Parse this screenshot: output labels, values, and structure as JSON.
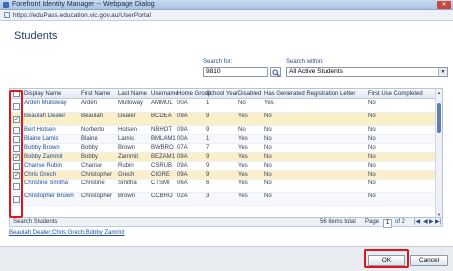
{
  "window": {
    "title": "Forefront Identity Manager -- Webpage Dialog",
    "close_glyph": "✕"
  },
  "address": {
    "url": "https://eduPass.education.vic.gov.au/UserPortal"
  },
  "page_title": "Students",
  "search": {
    "for_label": "Search for:",
    "for_value": "9810",
    "within_label": "Search within:",
    "within_value": "All Active Students"
  },
  "grid": {
    "columns": [
      "Display Name",
      "First Name",
      "Last Name",
      "Username",
      "Home Group",
      "School Year",
      "Disabled",
      "Has Generated Registration Letter",
      "First Use Completed"
    ],
    "rows": [
      {
        "checked": false,
        "cells": [
          "Arden Mulloway",
          "Arden",
          "Mulloway",
          "AMMUL",
          "00A",
          "1",
          "No",
          "Yes",
          "No"
        ]
      },
      {
        "checked": true,
        "cells": [
          "Beaulah Dealer",
          "Beaulah",
          "Dealer",
          "BCDEA",
          "09A",
          "9",
          "Yes",
          "No",
          "No"
        ]
      },
      {
        "checked": false,
        "cells": [
          "Bert Hotsen",
          "Norberto",
          "Hotsen",
          "NBHOT",
          "09A",
          "9",
          "No",
          "No",
          "No"
        ]
      },
      {
        "checked": false,
        "cells": [
          "Blaine Lamis",
          "Blaine",
          "Lamis",
          "BMLAM1",
          "00A",
          "1",
          "Yes",
          "No",
          "No"
        ]
      },
      {
        "checked": false,
        "cells": [
          "Bobby Brown",
          "Bobby",
          "Brown",
          "BWBRO",
          "07A",
          "7",
          "Yes",
          "No",
          "No"
        ]
      },
      {
        "checked": true,
        "cells": [
          "Bobby Zammit",
          "Bobby",
          "Zammit",
          "BEZAM1",
          "09A",
          "9",
          "Yes",
          "No",
          "No"
        ]
      },
      {
        "checked": false,
        "cells": [
          "Charise Rubin",
          "Charise",
          "Rubin",
          "CSRUB",
          "09A",
          "9",
          "Yes",
          "No",
          "No"
        ]
      },
      {
        "checked": true,
        "cells": [
          "Chris Grech",
          "Christopher",
          "Grech",
          "CIGRE",
          "09A",
          "9",
          "Yes",
          "No",
          "No"
        ]
      },
      {
        "checked": false,
        "cells": [
          "Christine Smitha",
          "Christine",
          "Smitha",
          "CTSMI",
          "06A",
          "6",
          "Yes",
          "No",
          "No"
        ]
      },
      {
        "checked": false,
        "cells": [
          "Christopher Brown",
          "Christopher",
          "Brown",
          "CCBRO",
          "02A",
          "3",
          "Yes",
          "No",
          "No"
        ]
      }
    ]
  },
  "footer": {
    "search_students_label": "Search Students",
    "items_total": "56 items total",
    "page_label": "Page",
    "page_current": "1",
    "page_of": "of 2",
    "pager_first": "|◀",
    "pager_prev": "◀",
    "pager_next": "▶",
    "pager_last": "▶|",
    "selected": "Beaulah Dealer;Chris Grech;Bobby Zammit"
  },
  "buttons": {
    "ok": "OK",
    "cancel": "Cancel"
  },
  "colors": {
    "highlight": "#e0151a",
    "selected_row": "#fbefc9",
    "link": "#1c4fa3"
  },
  "icons": {
    "search": "magnifier-icon",
    "dropdown": "chevron-down-icon",
    "lock": "lock-icon"
  }
}
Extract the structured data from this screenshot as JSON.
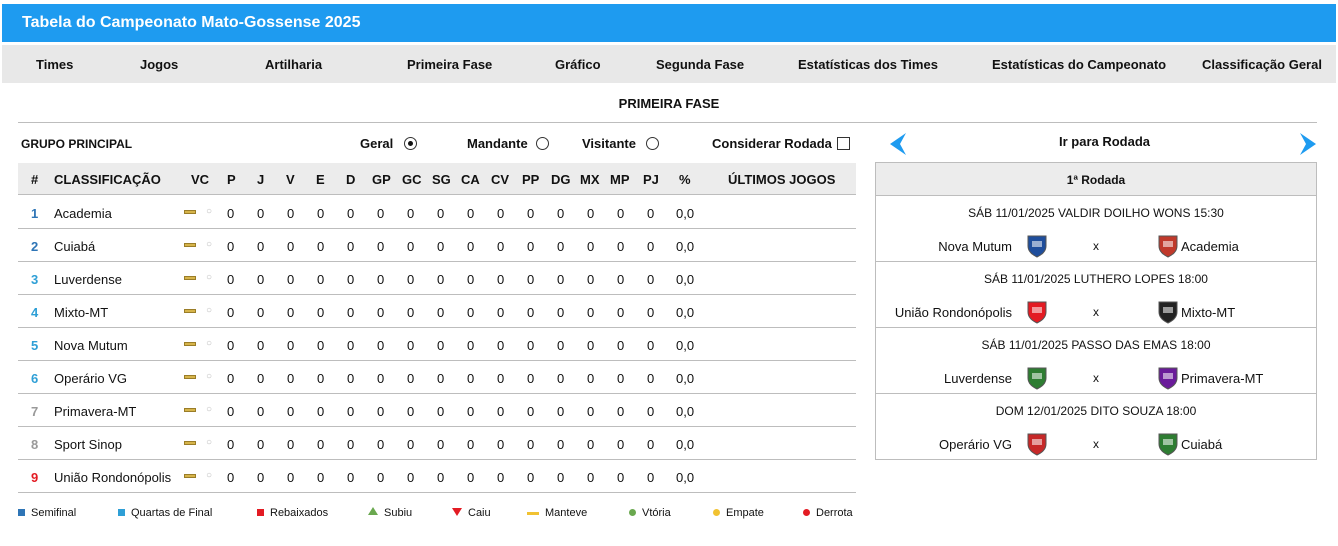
{
  "header": {
    "title": "Tabela do Campeonato Mato-Gossense 2025"
  },
  "nav": [
    "Times",
    "Jogos",
    "Artilharia",
    "Primeira Fase",
    "Gráfico",
    "Segunda Fase",
    "Estatísticas dos Times",
    "Estatísticas do Campeonato",
    "Classificação Geral"
  ],
  "section": {
    "title": "PRIMEIRA FASE"
  },
  "filters": {
    "group": "GRUPO PRINCIPAL",
    "geral": "Geral",
    "mandante": "Mandante",
    "visitante": "Visitante",
    "considerar": "Considerar Rodada",
    "selected": "Geral"
  },
  "table": {
    "headers": [
      "#",
      "CLASSIFICAÇÃO",
      "VC",
      "P",
      "J",
      "V",
      "E",
      "D",
      "GP",
      "GC",
      "SG",
      "CA",
      "CV",
      "PP",
      "DG",
      "MX",
      "MP",
      "PJ",
      "%",
      "ÚLTIMOS JOGOS"
    ],
    "vc_marker": "○",
    "rows": [
      {
        "pos": "1",
        "team": "Academia",
        "pos_color": "#2e75b6",
        "stats": [
          "0",
          "0",
          "0",
          "0",
          "0",
          "0",
          "0",
          "0",
          "0",
          "0",
          "0",
          "0",
          "0",
          "0",
          "0"
        ],
        "pct": "0,0"
      },
      {
        "pos": "2",
        "team": "Cuiabá",
        "pos_color": "#2e75b6",
        "stats": [
          "0",
          "0",
          "0",
          "0",
          "0",
          "0",
          "0",
          "0",
          "0",
          "0",
          "0",
          "0",
          "0",
          "0",
          "0"
        ],
        "pct": "0,0"
      },
      {
        "pos": "3",
        "team": "Luverdense",
        "pos_color": "#2e9fd6",
        "stats": [
          "0",
          "0",
          "0",
          "0",
          "0",
          "0",
          "0",
          "0",
          "0",
          "0",
          "0",
          "0",
          "0",
          "0",
          "0"
        ],
        "pct": "0,0"
      },
      {
        "pos": "4",
        "team": "Mixto-MT",
        "pos_color": "#2e9fd6",
        "stats": [
          "0",
          "0",
          "0",
          "0",
          "0",
          "0",
          "0",
          "0",
          "0",
          "0",
          "0",
          "0",
          "0",
          "0",
          "0"
        ],
        "pct": "0,0"
      },
      {
        "pos": "5",
        "team": "Nova Mutum",
        "pos_color": "#2e9fd6",
        "stats": [
          "0",
          "0",
          "0",
          "0",
          "0",
          "0",
          "0",
          "0",
          "0",
          "0",
          "0",
          "0",
          "0",
          "0",
          "0"
        ],
        "pct": "0,0"
      },
      {
        "pos": "6",
        "team": "Operário VG",
        "pos_color": "#2e9fd6",
        "stats": [
          "0",
          "0",
          "0",
          "0",
          "0",
          "0",
          "0",
          "0",
          "0",
          "0",
          "0",
          "0",
          "0",
          "0",
          "0"
        ],
        "pct": "0,0"
      },
      {
        "pos": "7",
        "team": "Primavera-MT",
        "pos_color": "#999999",
        "stats": [
          "0",
          "0",
          "0",
          "0",
          "0",
          "0",
          "0",
          "0",
          "0",
          "0",
          "0",
          "0",
          "0",
          "0",
          "0"
        ],
        "pct": "0,0"
      },
      {
        "pos": "8",
        "team": "Sport Sinop",
        "pos_color": "#999999",
        "stats": [
          "0",
          "0",
          "0",
          "0",
          "0",
          "0",
          "0",
          "0",
          "0",
          "0",
          "0",
          "0",
          "0",
          "0",
          "0"
        ],
        "pct": "0,0"
      },
      {
        "pos": "9",
        "team": "União Rondonópolis",
        "pos_color": "#e31b23",
        "stats": [
          "0",
          "0",
          "0",
          "0",
          "0",
          "0",
          "0",
          "0",
          "0",
          "0",
          "0",
          "0",
          "0",
          "0",
          "0"
        ],
        "pct": "0,0"
      }
    ]
  },
  "legend": [
    {
      "label": "Semifinal",
      "color": "#2e75b6",
      "shape": "square"
    },
    {
      "label": "Quartas de Final",
      "color": "#2e9fd6",
      "shape": "square"
    },
    {
      "label": "Rebaixados",
      "color": "#e31b23",
      "shape": "square"
    },
    {
      "label": "Subiu",
      "color": "#6aa84f",
      "shape": "triangle-up"
    },
    {
      "label": "Caiu",
      "color": "#e31b23",
      "shape": "triangle-down"
    },
    {
      "label": "Manteve",
      "color": "#f1c232",
      "shape": "bar"
    },
    {
      "label": "Vtória",
      "color": "#6aa84f",
      "shape": "dot"
    },
    {
      "label": "Empate",
      "color": "#f1c232",
      "shape": "dot"
    },
    {
      "label": "Derrota",
      "color": "#e31b23",
      "shape": "dot"
    }
  ],
  "rounds": {
    "goto_label": "Ir para Rodada",
    "current": "1ª Rodada",
    "accent": "#1e9bf0",
    "matches": [
      {
        "info": "SÁB 11/01/2025 VALDIR DOILHO WONS 15:30",
        "home": "Nova Mutum",
        "vs": "x",
        "away": "Academia",
        "home_crest": "#1f4e9c",
        "away_crest": "#c0392b"
      },
      {
        "info": "SÁB 11/01/2025 LUTHERO LOPES 18:00",
        "home": "União Rondonópolis",
        "vs": "x",
        "away": "Mixto-MT",
        "home_crest": "#e31b23",
        "away_crest": "#222222"
      },
      {
        "info": "SÁB 11/01/2025 PASSO DAS EMAS 18:00",
        "home": "Luverdense",
        "vs": "x",
        "away": "Primavera-MT",
        "home_crest": "#2e7d32",
        "away_crest": "#6a1b9a"
      },
      {
        "info": "DOM 12/01/2025 DITO SOUZA 18:00",
        "home": "Operário VG",
        "vs": "x",
        "away": "Cuiabá",
        "home_crest": "#c62828",
        "away_crest": "#2e7d32"
      }
    ]
  }
}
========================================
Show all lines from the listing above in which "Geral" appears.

    "Classificação Geral"
    "geral": "Geral",
    "selected": "Geral"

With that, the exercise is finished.